The Sixth Circuit’s rationale for discounting the First Amendment principle of anonymity is remarkably myopic. Anonymity protection, to be effective, extends far beyond protecting an identity at the time of a meeting or confrontation. The very purpose of the First Amendment, including its anonymity principle, is to protect the people from adverse action of the government. Just because one voluntarily reveals his identity, in whole or in part, to private residents does not justify government officials in requiring that person to register with the government as a canvasser, revealing his name and home address, as well as the name and address of the organization represented and of the nature of the registrant’s affiliation with that organization. Indeed, a resident visited by such a canvasser may not long remember the physical characteristics of any particular canvasser, but the city registration records would enable government officials to track down any such person.
The Village of Stratton justified its permit system on the ground that it is designed to protect the city’s residents from “fraud” and “annoyance.” But neither of those interests is legitimate when applied to activities involving the dissemination of ideas, whether they be political or religious. Indeed, the ancient right of liberty of the press absolutely precludes the government from imposing a permit system on the publication of ideas when such publication occurs on private property, such as is the case with door-to-door solicitation.
Significance of the Case
If the Sixth Circuit ruling were affirmed by the Supreme Court, it would open the door to cities and counties nationwide to institute permit systems, not only for “cold-calling” religious proselytizers, such as the Jehovah’s Witnesses, but for members of other churches who call on Sunday church visitors during the following week. After all, just as the Jehovah’s Witnesses come calling to “explain” their “cause,” so do other church visitation groups ring the doorbell of their neighbors to discuss the Gospel of Jesus Christ.

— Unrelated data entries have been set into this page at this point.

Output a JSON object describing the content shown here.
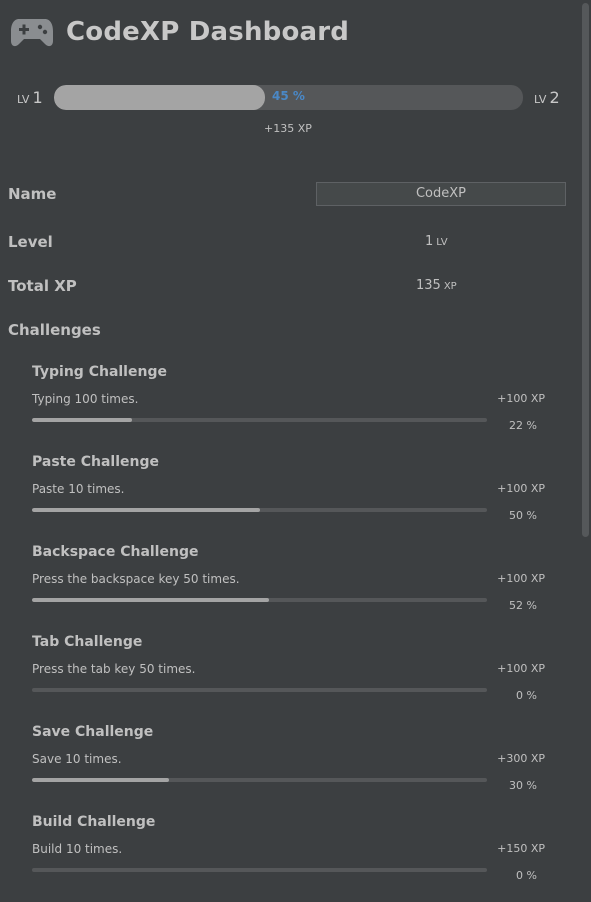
{
  "header": {
    "icon": "gamepad-icon",
    "title": "CodeXP Dashboard"
  },
  "level_bar": {
    "current_prefix": "LV",
    "current_level": "1",
    "next_prefix": "LV",
    "next_level": "2",
    "progress_percent": 45,
    "progress_label": "45 %",
    "xp_gain": "+135 XP",
    "accent_color": "#4a88c7"
  },
  "info": {
    "name_label": "Name",
    "name_value": "CodeXP",
    "level_label": "Level",
    "level_value": "1",
    "level_unit": "LV",
    "total_xp_label": "Total XP",
    "total_xp_value": "135",
    "total_xp_unit": "XP",
    "challenges_label": "Challenges"
  },
  "challenges": [
    {
      "title": "Typing Challenge",
      "desc": "Typing 100 times.",
      "reward": "+100 XP",
      "percent": 22,
      "percent_label": "22 %"
    },
    {
      "title": "Paste Challenge",
      "desc": "Paste 10 times.",
      "reward": "+100 XP",
      "percent": 50,
      "percent_label": "50 %"
    },
    {
      "title": "Backspace Challenge",
      "desc": "Press the backspace key 50 times.",
      "reward": "+100 XP",
      "percent": 52,
      "percent_label": "52 %"
    },
    {
      "title": "Tab Challenge",
      "desc": "Press the tab key 50 times.",
      "reward": "+100 XP",
      "percent": 0,
      "percent_label": "0 %"
    },
    {
      "title": "Save Challenge",
      "desc": "Save 10 times.",
      "reward": "+300 XP",
      "percent": 30,
      "percent_label": "30 %"
    },
    {
      "title": "Build Challenge",
      "desc": "Build 10 times.",
      "reward": "+150 XP",
      "percent": 0,
      "percent_label": "0 %"
    }
  ]
}
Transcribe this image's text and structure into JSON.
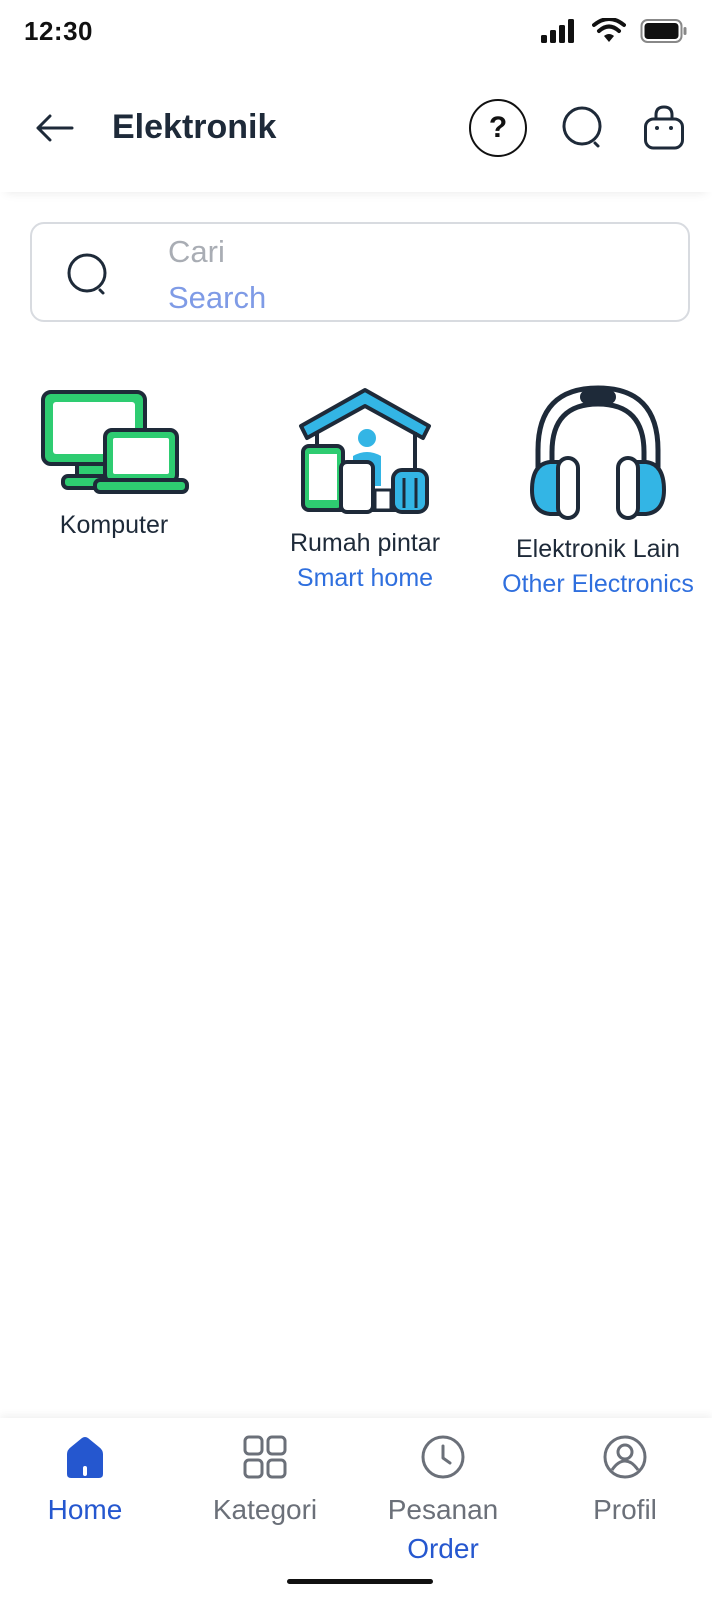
{
  "status_bar": {
    "time": "12:30"
  },
  "app_bar": {
    "title": "Elektronik"
  },
  "search": {
    "placeholder": "Cari",
    "placeholder_en": "Search"
  },
  "categories": [
    {
      "label": "Komputer",
      "label_en": "",
      "icon": "computer-devices-icon"
    },
    {
      "label": "Rumah pintar",
      "label_en": "Smart home",
      "icon": "smart-home-icon"
    },
    {
      "label": "Elektronik Lain",
      "label_en": "Other Electronics",
      "icon": "headphones-icon"
    }
  ],
  "bottom_nav": {
    "items": [
      {
        "label": "Home",
        "label_en": "",
        "icon": "home-icon",
        "active": true
      },
      {
        "label": "Kategori",
        "label_en": "",
        "icon": "grid-icon",
        "active": false
      },
      {
        "label": "Pesanan",
        "label_en": "Order",
        "icon": "clock-icon",
        "active": false
      },
      {
        "label": "Profil",
        "label_en": "",
        "icon": "user-icon",
        "active": false
      }
    ]
  },
  "colors": {
    "accent": "#2557cf",
    "link": "#2f6fde",
    "green": "#2ecc71",
    "blue": "#33b5e5",
    "text": "#1e2a39"
  }
}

Moreover, such a ruling would not be limited to religious proselytizers. Rather, it would extend as well to political party canvassers, candidates for election to office, and others who go door-to-door “promoting … or explaining” their “organization or cause.” As the Supreme Court observed nearly 60 years ago, “as every person acquainted with political life knows, door to door campaigning is one of the most accepted techniques of seeking political support [and] [d]oor to door distribution of circulars is essential to poorly financed causes of little people.” Martin v. City of Struthers, 319 U.S. 141, 146 (1943).
For years, the Supreme Court has recognized that the homeowner, not the government, has the power under the First Amendment to determine whether to receive door-to-door messages. Requiring such visitors to register with the government, and to disclose their names and addresses, places the government in the position as Big Brother, watching over its citizenry to make sure that they are not fooled by religious hocus-pocus or politically disfavored ideas. The anonymity principle, as Justice Thomas observed in his concurring opinion in McIntyre, must be preserved if the freedom of the press is to be preserved.